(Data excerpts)

§

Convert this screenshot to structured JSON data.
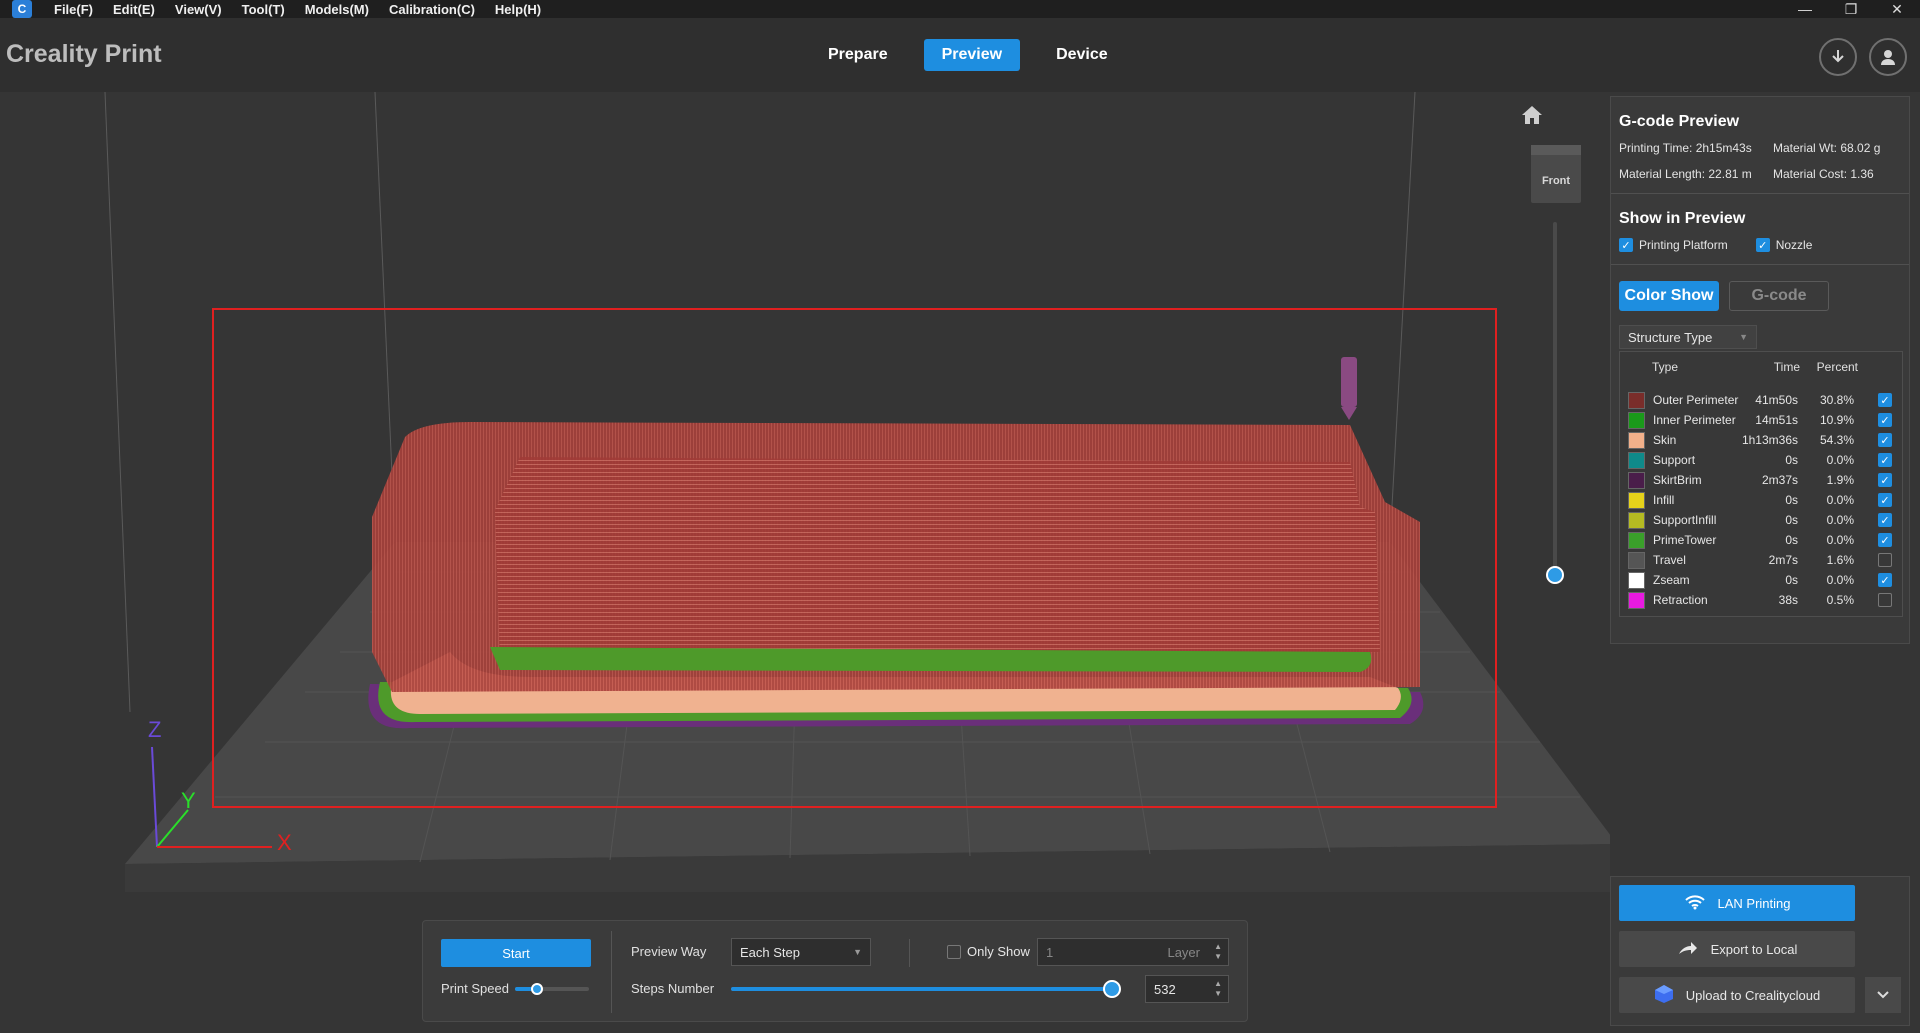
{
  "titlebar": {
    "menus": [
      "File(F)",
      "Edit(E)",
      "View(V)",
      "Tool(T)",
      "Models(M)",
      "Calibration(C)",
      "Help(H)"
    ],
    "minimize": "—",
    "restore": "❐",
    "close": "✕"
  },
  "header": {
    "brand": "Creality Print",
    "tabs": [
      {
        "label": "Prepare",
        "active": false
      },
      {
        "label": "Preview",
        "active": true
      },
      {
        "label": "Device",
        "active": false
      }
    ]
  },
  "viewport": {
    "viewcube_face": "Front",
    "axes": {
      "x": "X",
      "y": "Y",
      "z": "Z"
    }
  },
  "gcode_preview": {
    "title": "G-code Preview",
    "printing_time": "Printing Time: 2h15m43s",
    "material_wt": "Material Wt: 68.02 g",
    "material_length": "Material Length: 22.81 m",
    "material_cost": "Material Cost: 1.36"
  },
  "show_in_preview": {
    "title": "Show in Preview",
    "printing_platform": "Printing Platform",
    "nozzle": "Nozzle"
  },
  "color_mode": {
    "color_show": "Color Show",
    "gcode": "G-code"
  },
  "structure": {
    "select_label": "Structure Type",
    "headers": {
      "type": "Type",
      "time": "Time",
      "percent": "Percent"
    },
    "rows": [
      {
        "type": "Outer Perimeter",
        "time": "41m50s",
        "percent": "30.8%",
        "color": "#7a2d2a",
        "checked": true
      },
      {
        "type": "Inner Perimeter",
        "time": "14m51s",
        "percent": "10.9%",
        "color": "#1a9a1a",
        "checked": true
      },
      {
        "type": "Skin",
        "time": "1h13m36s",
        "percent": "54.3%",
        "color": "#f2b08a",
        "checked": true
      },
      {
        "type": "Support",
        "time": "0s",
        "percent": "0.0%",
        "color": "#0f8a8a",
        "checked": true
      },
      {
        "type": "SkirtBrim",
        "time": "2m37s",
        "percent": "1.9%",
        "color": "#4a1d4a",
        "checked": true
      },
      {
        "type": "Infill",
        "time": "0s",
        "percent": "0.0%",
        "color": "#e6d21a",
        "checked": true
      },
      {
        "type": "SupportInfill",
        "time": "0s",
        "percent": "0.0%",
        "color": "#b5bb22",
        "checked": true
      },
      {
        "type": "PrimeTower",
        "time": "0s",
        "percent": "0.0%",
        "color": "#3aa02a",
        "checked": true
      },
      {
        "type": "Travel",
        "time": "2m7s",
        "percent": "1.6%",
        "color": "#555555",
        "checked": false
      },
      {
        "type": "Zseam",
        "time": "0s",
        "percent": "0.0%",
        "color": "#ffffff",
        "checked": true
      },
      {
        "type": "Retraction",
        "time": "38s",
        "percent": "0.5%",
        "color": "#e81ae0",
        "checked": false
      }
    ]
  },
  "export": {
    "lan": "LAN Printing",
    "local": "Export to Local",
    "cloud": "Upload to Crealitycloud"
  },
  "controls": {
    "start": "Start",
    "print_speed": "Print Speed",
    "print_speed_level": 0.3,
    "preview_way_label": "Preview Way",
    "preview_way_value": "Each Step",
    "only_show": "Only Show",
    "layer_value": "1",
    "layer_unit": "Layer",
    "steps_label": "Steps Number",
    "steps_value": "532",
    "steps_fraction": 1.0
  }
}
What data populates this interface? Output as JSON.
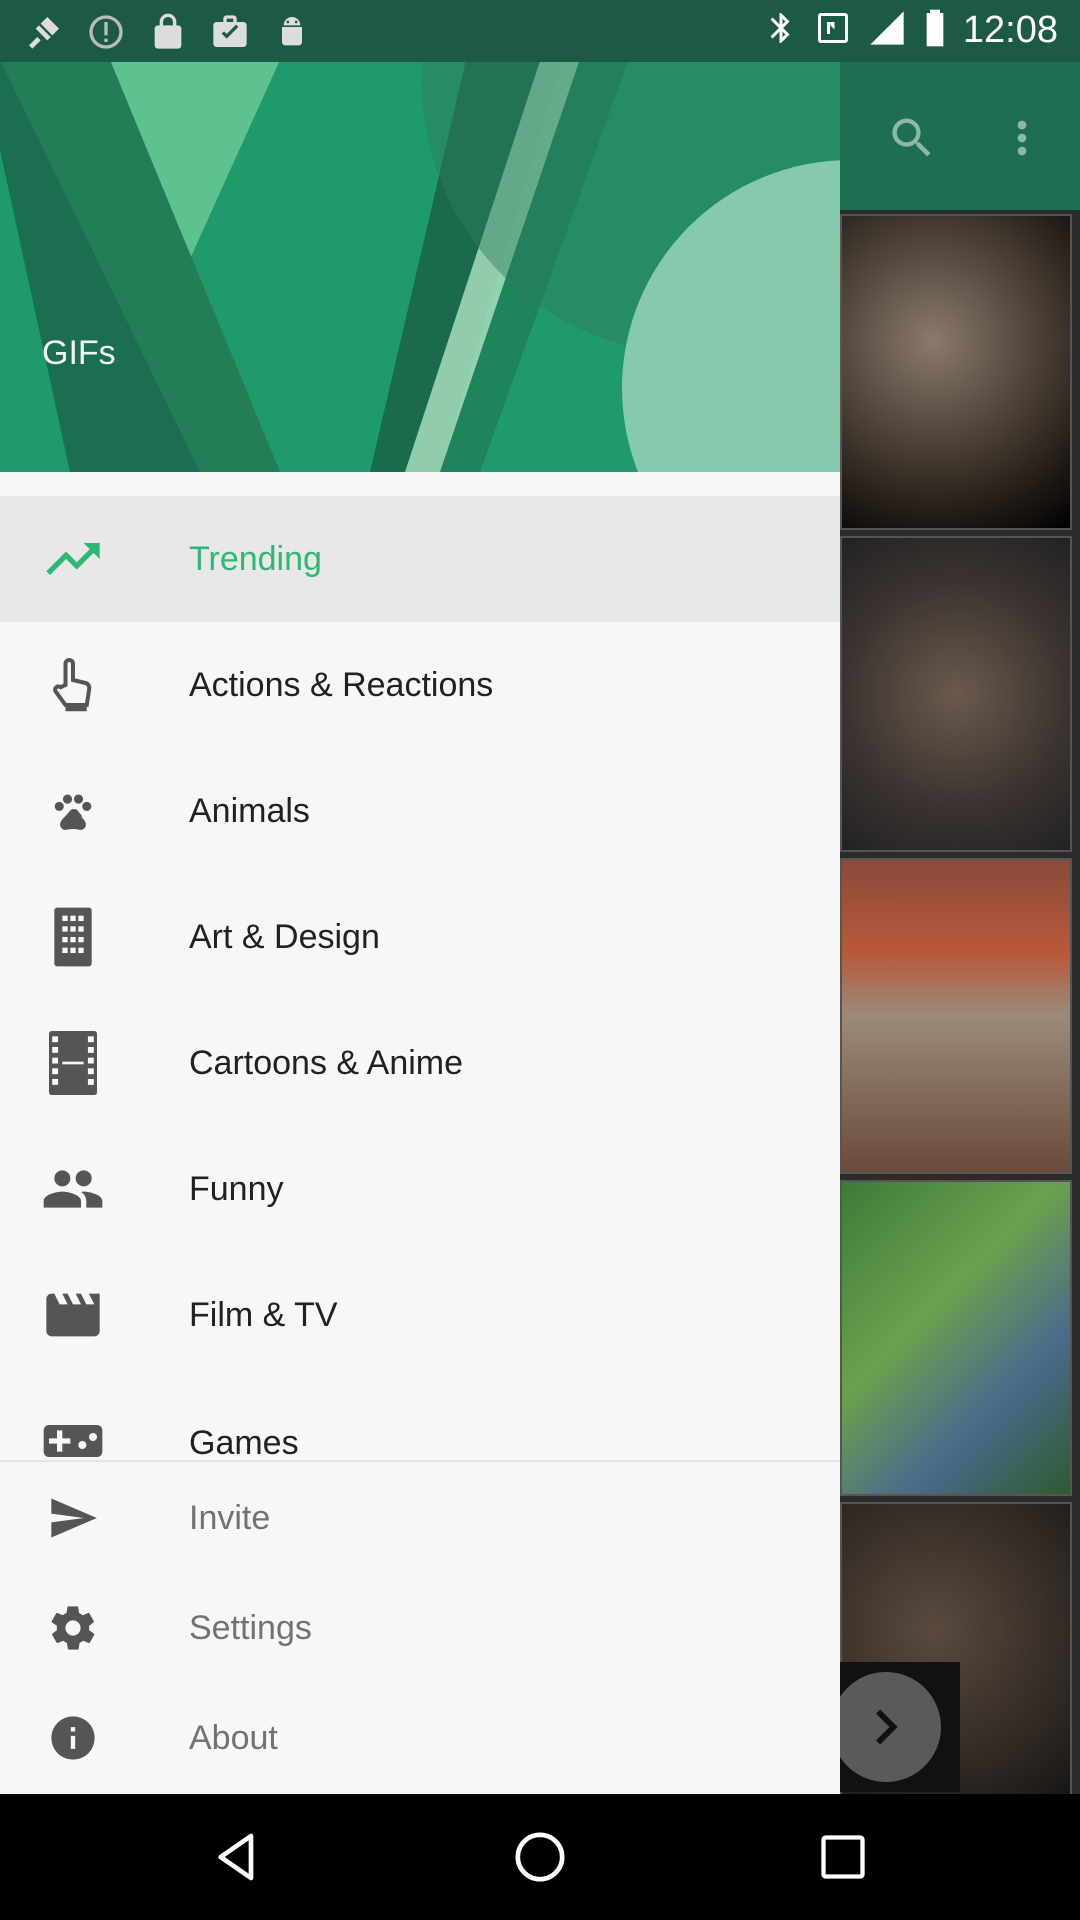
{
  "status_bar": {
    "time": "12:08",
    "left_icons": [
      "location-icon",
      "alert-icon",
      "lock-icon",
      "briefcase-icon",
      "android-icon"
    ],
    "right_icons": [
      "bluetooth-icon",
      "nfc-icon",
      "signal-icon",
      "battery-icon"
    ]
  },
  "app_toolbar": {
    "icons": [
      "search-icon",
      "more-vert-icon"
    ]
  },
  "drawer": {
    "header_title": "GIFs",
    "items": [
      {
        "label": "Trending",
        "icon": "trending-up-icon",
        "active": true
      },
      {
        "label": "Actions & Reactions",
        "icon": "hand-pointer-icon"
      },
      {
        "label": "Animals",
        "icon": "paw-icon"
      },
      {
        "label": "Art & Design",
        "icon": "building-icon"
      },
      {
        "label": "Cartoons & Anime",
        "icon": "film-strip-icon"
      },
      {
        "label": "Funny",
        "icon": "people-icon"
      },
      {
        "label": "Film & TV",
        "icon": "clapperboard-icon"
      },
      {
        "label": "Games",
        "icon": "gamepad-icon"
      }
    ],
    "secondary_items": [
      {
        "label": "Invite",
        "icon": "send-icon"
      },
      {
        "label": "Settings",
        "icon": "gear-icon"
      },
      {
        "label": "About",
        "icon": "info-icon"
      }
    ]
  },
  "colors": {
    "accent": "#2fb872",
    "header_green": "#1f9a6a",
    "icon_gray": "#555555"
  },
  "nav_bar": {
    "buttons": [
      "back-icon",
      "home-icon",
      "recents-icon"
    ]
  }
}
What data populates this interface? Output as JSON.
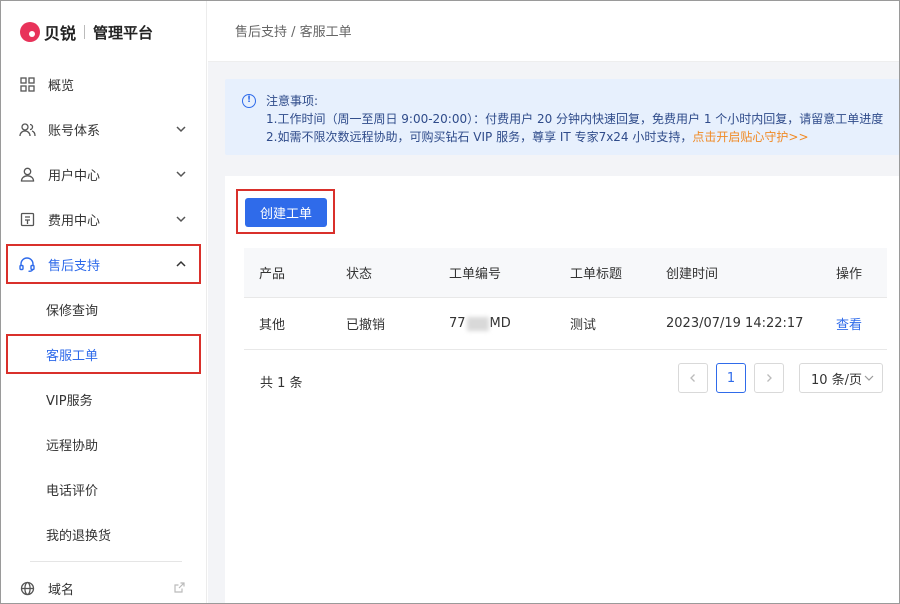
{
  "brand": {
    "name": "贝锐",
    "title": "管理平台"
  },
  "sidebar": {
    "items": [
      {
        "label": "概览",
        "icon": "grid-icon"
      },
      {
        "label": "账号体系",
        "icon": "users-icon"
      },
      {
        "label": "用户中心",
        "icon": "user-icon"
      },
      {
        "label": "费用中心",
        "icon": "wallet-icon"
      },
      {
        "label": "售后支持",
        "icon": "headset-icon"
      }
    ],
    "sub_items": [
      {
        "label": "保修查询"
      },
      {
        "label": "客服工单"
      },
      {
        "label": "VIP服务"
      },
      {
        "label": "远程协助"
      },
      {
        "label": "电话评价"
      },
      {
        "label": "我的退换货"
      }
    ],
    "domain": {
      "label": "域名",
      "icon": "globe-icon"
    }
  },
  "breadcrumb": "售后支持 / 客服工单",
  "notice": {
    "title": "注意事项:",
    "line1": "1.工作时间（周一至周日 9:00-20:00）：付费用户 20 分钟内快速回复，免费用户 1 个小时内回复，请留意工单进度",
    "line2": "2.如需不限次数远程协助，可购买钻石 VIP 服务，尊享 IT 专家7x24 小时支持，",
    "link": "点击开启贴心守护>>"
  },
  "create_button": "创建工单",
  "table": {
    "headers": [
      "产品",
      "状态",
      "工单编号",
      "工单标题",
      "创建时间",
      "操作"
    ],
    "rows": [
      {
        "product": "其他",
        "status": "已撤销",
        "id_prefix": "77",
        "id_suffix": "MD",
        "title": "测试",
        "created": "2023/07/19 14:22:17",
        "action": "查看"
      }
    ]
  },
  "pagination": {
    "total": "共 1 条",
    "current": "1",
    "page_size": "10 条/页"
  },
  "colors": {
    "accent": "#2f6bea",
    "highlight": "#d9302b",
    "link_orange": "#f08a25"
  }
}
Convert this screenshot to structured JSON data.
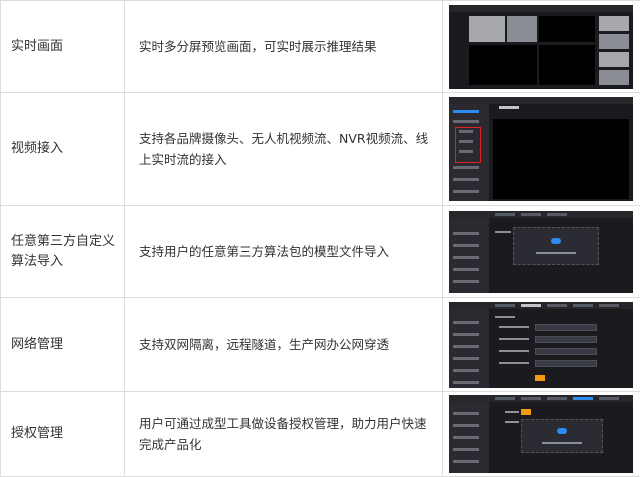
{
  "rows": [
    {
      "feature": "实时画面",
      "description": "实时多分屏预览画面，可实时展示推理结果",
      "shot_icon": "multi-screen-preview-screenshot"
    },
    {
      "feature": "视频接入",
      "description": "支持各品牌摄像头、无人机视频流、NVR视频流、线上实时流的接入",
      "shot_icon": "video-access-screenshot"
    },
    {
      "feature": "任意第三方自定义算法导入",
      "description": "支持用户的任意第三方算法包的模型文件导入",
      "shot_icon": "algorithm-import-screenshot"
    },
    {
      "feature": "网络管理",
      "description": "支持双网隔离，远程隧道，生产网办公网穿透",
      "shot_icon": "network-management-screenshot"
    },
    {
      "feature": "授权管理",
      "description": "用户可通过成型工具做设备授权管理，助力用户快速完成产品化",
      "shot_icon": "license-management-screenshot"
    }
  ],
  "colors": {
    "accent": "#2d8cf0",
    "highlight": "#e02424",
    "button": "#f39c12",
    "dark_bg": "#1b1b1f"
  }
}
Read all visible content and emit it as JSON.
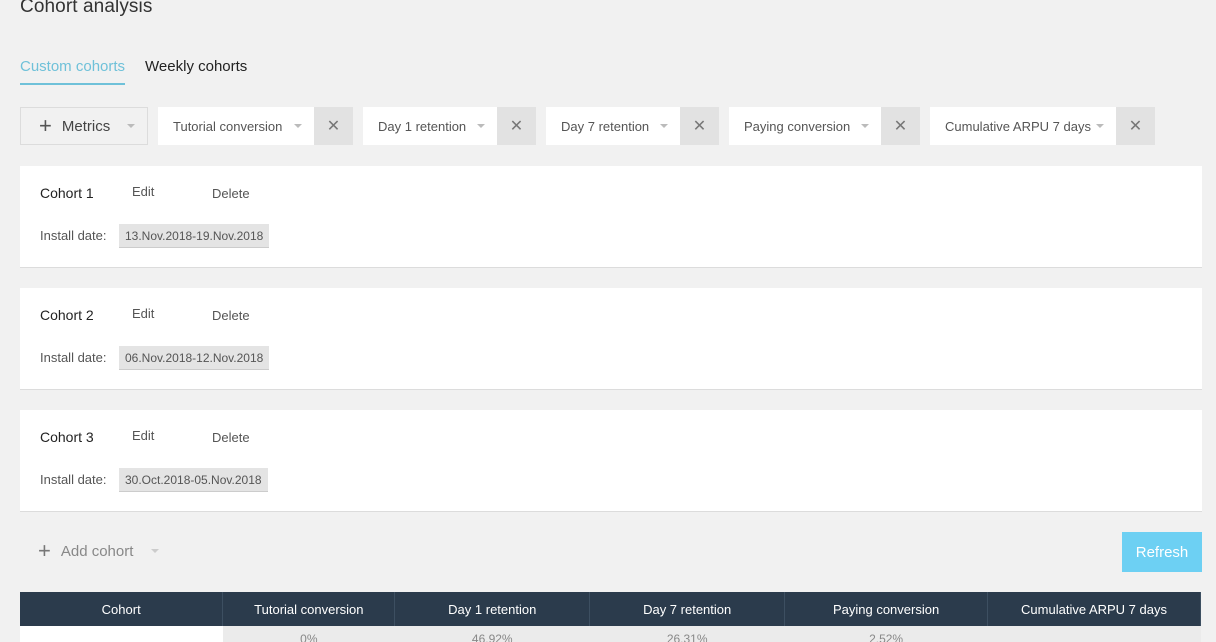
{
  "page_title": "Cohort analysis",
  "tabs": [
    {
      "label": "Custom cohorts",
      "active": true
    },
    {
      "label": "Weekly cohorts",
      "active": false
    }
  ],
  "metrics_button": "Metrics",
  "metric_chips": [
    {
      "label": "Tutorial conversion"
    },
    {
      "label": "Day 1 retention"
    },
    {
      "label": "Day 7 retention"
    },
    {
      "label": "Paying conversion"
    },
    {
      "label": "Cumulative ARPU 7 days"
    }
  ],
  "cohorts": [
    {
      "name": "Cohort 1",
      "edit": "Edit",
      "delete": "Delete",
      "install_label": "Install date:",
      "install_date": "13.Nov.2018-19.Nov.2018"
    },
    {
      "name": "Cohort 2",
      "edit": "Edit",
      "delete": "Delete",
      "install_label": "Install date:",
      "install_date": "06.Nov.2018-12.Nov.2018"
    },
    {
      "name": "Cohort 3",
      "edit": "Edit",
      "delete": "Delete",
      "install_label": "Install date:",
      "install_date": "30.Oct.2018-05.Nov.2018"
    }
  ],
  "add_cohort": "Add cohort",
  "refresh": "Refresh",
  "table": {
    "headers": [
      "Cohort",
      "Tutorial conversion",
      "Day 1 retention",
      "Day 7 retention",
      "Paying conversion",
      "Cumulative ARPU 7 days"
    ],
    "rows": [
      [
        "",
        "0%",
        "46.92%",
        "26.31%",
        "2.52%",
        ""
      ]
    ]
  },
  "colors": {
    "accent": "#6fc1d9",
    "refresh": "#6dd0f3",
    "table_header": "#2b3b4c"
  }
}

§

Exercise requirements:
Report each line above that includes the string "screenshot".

Written reply:
Convert this screenshot to structured JSON data.
Convert this screenshot to structured JSON data.
      "shot_icon": "multi-screen-preview-screenshot"
      "shot_icon": "video-access-screenshot"
      "shot_icon": "algorithm-import-screenshot"
      "shot_icon": "network-management-screenshot"
      "shot_icon": "license-management-screenshot"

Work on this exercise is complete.